Repeat the data exactly, with every line included.

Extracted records
= Beginning of Section =
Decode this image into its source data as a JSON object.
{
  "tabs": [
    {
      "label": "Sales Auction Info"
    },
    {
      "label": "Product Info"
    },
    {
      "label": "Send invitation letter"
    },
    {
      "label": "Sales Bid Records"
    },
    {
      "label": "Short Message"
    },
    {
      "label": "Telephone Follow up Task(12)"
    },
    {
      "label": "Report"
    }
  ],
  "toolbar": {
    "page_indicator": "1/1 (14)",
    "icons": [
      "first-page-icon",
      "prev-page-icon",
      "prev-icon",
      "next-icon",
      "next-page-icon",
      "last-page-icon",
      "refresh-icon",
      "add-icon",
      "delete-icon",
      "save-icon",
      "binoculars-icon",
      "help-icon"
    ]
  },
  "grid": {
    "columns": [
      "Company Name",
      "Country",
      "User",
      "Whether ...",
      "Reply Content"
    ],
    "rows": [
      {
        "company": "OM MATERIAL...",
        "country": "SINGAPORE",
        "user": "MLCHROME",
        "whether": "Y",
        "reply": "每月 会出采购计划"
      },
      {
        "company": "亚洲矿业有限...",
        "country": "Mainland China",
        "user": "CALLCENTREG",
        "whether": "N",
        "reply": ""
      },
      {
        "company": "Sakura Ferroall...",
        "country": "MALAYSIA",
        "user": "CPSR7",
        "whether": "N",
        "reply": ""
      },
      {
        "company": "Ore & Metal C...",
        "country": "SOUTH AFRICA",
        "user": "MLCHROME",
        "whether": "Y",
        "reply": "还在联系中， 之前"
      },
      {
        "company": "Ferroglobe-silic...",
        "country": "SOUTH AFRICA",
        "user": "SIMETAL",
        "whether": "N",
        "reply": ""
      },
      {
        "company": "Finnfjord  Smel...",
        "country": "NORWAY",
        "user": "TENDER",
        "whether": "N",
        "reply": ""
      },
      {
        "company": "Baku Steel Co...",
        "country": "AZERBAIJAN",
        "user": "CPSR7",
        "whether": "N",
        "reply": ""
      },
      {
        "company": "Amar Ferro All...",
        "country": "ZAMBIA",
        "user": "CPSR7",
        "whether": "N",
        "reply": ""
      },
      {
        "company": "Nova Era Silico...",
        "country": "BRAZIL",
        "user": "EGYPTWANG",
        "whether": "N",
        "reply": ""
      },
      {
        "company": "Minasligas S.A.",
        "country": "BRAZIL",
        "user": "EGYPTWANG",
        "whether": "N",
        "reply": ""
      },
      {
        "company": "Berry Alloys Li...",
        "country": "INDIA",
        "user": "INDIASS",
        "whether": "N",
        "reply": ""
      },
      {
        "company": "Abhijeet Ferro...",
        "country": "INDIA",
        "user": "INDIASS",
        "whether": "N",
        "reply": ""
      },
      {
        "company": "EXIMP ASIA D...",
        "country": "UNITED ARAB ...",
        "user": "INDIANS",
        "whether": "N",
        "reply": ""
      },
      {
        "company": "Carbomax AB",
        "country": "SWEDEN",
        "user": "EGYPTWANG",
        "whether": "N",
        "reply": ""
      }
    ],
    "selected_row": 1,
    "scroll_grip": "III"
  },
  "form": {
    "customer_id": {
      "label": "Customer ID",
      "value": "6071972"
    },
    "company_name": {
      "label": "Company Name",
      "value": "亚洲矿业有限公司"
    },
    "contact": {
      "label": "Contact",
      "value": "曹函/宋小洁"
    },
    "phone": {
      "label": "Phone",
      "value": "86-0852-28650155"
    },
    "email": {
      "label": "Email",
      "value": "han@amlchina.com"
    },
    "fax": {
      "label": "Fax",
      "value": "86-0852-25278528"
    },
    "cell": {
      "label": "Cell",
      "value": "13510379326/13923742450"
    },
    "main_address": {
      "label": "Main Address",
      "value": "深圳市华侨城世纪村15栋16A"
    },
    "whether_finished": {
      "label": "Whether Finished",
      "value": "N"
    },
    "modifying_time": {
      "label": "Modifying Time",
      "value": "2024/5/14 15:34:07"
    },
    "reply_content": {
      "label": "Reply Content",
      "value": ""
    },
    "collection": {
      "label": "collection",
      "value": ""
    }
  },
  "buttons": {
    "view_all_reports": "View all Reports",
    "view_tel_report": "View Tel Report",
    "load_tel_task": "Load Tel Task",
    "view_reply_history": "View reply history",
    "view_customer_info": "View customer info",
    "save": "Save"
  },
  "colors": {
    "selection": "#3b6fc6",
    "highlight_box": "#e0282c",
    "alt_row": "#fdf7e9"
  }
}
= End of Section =
• **Problem solution**:
Decode this image into its source data as a JSON object.
{
  "tabs": [
    {
      "label": "Sales Auction Info"
    },
    {
      "label": "Product Info"
    },
    {
      "label": "Send invitation letter"
    },
    {
      "label": "Sales Bid Records"
    },
    {
      "label": "Short Message"
    },
    {
      "label": "Telephone Follow up Task(12)"
    },
    {
      "label": "Report"
    }
  ],
  "toolbar": {
    "page_indicator": "1/1 (14)",
    "icons": [
      "first-page-icon",
      "prev-page-icon",
      "prev-icon",
      "next-icon",
      "next-page-icon",
      "last-page-icon",
      "refresh-icon",
      "add-icon",
      "delete-icon",
      "save-icon",
      "binoculars-icon",
      "help-icon"
    ]
  },
  "grid": {
    "columns": [
      "Company Name",
      "Country",
      "User",
      "Whether ...",
      "Reply Content"
    ],
    "rows": [
      {
        "company": "OM MATERIAL...",
        "country": "SINGAPORE",
        "user": "MLCHROME",
        "whether": "Y",
        "reply": "每月 会出采购计划"
      },
      {
        "company": "亚洲矿业有限...",
        "country": "Mainland China",
        "user": "CALLCENTREG",
        "whether": "N",
        "reply": ""
      },
      {
        "company": "Sakura Ferroall...",
        "country": "MALAYSIA",
        "user": "CPSR7",
        "whether": "N",
        "reply": ""
      },
      {
        "company": "Ore & Metal C...",
        "country": "SOUTH AFRICA",
        "user": "MLCHROME",
        "whether": "Y",
        "reply": "还在联系中， 之前"
      },
      {
        "company": "Ferroglobe-silic...",
        "country": "SOUTH AFRICA",
        "user": "SIMETAL",
        "whether": "N",
        "reply": ""
      },
      {
        "company": "Finnfjord  Smel...",
        "country": "NORWAY",
        "user": "TENDER",
        "whether": "N",
        "reply": ""
      },
      {
        "company": "Baku Steel Co...",
        "country": "AZERBAIJAN",
        "user": "CPSR7",
        "whether": "N",
        "reply": ""
      },
      {
        "company": "Amar Ferro All...",
        "country": "ZAMBIA",
        "user": "CPSR7",
        "whether": "N",
        "reply": ""
      },
      {
        "company": "Nova Era Silico...",
        "country": "BRAZIL",
        "user": "EGYPTWANG",
        "whether": "N",
        "reply": ""
      },
      {
        "company": "Minasligas S.A.",
        "country": "BRAZIL",
        "user": "EGYPTWANG",
        "whether": "N",
        "reply": ""
      },
      {
        "company": "Berry Alloys Li...",
        "country": "INDIA",
        "user": "INDIASS",
        "whether": "N",
        "reply": ""
      },
      {
        "company": "Abhijeet Ferro...",
        "country": "INDIA",
        "user": "INDIASS",
        "whether": "N",
        "reply": ""
      },
      {
        "company": "EXIMP ASIA D...",
        "country": "UNITED ARAB ...",
        "user": "INDIANS",
        "whether": "N",
        "reply": ""
      },
      {
        "company": "Carbomax AB",
        "country": "SWEDEN",
        "user": "EGYPTWANG",
        "whether": "N",
        "reply": ""
      }
    ],
    "selected_row": 1,
    "scroll_grip": "III"
  },
  "form": {
    "customer_id": {
      "label": "Customer ID",
      "value": "6071972"
    },
    "company_name": {
      "label": "Company Name",
      "value": "亚洲矿业有限公司"
    },
    "contact": {
      "label": "Contact",
      "value": "曹函/宋小洁"
    },
    "phone": {
      "label": "Phone",
      "value": "86-0852-28650155"
    },
    "email": {
      "label": "Email",
      "value": "han@amlchina.com"
    },
    "fax": {
      "label": "Fax",
      "value": "86-0852-25278528"
    },
    "cell": {
      "label": "Cell",
      "value": "13510379326/13923742450"
    },
    "main_address": {
      "label": "Main Address",
      "value": "深圳市华侨城世纪村15栋16A"
    },
    "whether_finished": {
      "label": "Whether Finished",
      "value": "N"
    },
    "modifying_time": {
      "label": "Modifying Time",
      "value": "2024/5/14 15:34:07"
    },
    "reply_content": {
      "label": "Reply Content",
      "value": ""
    },
    "collection": {
      "label": "collection",
      "value": ""
    }
  },
  "buttons": {
    "view_all_reports": "View all Reports",
    "view_tel_report": "View Tel Report",
    "load_tel_task": "Load Tel Task",
    "view_reply_history": "View reply history",
    "view_customer_info": "View customer info",
    "save": "Save"
  },
  "colors": {
    "selection": "#3b6fc6",
    "highlight_box": "#e0282c",
    "alt_row": "#fdf7e9"
  }
}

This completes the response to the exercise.